# [TASK MATERIAL]
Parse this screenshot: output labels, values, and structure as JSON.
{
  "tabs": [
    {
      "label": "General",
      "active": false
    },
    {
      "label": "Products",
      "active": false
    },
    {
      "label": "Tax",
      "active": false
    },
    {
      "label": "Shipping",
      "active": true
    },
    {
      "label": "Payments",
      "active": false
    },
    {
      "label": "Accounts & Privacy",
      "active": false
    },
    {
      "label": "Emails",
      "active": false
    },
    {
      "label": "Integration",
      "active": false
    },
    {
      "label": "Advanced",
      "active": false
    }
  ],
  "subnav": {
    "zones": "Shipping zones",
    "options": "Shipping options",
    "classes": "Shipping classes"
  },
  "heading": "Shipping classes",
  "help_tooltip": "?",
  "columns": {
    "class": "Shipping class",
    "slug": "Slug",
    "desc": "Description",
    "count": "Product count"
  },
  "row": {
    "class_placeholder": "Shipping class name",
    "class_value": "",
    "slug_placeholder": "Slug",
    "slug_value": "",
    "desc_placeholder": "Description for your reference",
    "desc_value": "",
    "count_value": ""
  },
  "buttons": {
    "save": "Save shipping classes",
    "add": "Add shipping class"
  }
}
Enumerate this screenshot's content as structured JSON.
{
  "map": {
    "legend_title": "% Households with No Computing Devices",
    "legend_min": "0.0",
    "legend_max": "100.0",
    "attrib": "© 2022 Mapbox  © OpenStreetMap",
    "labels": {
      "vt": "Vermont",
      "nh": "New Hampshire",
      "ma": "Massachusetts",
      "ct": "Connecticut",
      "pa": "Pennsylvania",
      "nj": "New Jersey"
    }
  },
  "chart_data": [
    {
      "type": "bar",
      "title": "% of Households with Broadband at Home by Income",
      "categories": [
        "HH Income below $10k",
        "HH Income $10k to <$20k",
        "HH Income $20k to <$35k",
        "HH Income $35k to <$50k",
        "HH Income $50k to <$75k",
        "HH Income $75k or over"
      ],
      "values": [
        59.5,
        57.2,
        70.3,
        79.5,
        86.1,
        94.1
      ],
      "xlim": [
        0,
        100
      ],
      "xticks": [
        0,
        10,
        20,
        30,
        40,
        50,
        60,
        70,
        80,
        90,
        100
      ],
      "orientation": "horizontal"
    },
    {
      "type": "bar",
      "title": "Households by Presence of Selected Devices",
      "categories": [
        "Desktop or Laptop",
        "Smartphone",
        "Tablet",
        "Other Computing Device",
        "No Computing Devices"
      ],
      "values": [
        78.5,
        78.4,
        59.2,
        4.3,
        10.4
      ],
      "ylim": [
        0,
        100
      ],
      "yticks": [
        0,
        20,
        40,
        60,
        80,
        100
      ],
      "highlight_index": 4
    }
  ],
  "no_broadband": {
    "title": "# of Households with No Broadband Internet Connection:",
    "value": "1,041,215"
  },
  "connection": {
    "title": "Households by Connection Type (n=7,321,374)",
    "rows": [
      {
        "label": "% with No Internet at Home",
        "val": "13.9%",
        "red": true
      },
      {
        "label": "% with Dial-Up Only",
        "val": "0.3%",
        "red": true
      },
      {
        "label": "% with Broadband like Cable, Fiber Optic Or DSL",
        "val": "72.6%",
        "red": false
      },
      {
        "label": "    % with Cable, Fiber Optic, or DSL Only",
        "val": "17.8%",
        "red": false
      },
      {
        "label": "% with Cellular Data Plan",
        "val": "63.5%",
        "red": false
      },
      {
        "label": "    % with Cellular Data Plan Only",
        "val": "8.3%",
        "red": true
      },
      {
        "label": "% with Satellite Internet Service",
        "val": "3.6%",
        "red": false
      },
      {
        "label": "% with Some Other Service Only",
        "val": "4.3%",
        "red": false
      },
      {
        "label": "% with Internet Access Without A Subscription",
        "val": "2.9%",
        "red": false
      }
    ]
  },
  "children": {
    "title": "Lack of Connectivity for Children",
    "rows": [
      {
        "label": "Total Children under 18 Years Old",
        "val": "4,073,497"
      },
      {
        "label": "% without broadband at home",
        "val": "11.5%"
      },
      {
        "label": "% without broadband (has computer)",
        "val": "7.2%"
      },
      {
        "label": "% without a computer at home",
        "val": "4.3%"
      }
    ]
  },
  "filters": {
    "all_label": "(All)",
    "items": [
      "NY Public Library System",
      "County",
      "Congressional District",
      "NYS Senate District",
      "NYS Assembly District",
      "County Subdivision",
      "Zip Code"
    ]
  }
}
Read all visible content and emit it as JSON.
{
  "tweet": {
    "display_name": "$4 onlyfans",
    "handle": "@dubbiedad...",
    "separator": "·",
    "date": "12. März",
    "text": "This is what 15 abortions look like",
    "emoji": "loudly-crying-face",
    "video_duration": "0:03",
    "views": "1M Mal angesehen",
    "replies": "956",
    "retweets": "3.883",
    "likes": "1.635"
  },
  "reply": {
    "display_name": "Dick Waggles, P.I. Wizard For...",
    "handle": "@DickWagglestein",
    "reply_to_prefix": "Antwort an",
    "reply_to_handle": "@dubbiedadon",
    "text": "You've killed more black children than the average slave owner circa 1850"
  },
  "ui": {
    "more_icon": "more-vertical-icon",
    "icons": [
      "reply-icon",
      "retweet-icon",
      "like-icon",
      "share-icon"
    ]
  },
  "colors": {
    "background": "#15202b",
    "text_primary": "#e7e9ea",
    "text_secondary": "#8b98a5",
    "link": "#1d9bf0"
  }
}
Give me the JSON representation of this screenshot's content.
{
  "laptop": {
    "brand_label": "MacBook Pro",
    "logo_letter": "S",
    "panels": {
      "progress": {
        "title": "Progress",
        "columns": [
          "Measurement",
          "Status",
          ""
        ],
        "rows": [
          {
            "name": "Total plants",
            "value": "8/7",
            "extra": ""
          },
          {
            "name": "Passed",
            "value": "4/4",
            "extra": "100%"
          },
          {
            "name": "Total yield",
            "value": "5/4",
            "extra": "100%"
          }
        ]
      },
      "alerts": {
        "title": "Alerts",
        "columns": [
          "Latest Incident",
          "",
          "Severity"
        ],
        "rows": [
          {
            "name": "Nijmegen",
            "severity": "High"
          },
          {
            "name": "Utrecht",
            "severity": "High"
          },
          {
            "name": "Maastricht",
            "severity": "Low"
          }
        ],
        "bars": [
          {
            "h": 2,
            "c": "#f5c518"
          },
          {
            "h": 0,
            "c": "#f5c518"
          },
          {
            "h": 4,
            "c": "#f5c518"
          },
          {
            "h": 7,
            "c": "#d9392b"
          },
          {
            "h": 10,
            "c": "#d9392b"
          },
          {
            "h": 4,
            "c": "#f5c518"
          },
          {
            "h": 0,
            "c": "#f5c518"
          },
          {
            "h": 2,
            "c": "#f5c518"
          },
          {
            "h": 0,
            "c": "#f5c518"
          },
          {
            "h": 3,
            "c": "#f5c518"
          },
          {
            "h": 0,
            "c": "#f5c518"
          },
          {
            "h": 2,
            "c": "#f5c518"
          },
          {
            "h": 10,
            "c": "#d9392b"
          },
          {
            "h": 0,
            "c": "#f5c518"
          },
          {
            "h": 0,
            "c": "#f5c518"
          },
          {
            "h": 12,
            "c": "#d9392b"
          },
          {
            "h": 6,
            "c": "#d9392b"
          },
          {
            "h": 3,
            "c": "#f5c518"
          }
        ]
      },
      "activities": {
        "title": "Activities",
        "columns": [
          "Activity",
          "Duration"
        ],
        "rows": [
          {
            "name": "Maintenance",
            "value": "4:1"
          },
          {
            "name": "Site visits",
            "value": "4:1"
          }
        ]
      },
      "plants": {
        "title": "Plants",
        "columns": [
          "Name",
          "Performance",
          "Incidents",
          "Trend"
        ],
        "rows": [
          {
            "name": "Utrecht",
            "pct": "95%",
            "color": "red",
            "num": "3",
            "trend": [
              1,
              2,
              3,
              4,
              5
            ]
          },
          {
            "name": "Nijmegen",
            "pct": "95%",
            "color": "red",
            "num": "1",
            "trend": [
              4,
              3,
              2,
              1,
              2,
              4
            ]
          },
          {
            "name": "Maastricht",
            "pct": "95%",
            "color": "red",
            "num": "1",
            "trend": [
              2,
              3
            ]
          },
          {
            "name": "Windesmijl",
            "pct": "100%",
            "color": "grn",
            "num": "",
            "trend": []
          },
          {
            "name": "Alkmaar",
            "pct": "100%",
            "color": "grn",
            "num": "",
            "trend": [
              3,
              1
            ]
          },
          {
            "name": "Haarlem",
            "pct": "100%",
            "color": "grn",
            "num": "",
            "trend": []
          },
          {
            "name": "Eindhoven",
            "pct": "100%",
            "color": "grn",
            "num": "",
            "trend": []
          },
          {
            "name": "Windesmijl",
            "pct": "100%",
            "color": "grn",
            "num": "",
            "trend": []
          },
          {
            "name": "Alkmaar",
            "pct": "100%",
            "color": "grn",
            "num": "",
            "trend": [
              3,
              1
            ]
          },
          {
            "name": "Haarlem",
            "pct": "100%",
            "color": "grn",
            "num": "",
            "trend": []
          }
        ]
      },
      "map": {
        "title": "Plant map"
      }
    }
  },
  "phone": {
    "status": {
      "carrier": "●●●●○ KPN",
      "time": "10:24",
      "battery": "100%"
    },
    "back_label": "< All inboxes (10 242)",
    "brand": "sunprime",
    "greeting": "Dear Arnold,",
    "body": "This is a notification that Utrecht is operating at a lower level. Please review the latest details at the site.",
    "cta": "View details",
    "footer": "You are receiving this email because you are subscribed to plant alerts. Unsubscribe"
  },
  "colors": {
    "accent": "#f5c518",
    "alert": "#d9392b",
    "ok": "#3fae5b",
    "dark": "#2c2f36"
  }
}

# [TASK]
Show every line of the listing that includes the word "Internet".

# [TASK RESPONSE]
    "title": "# of Households with No Broadband Internet Connection:",
        "label": "% with No Internet at Home",
        "label": "% with Satellite Internet Service",
        "label": "% with Internet Access Without A Subscription",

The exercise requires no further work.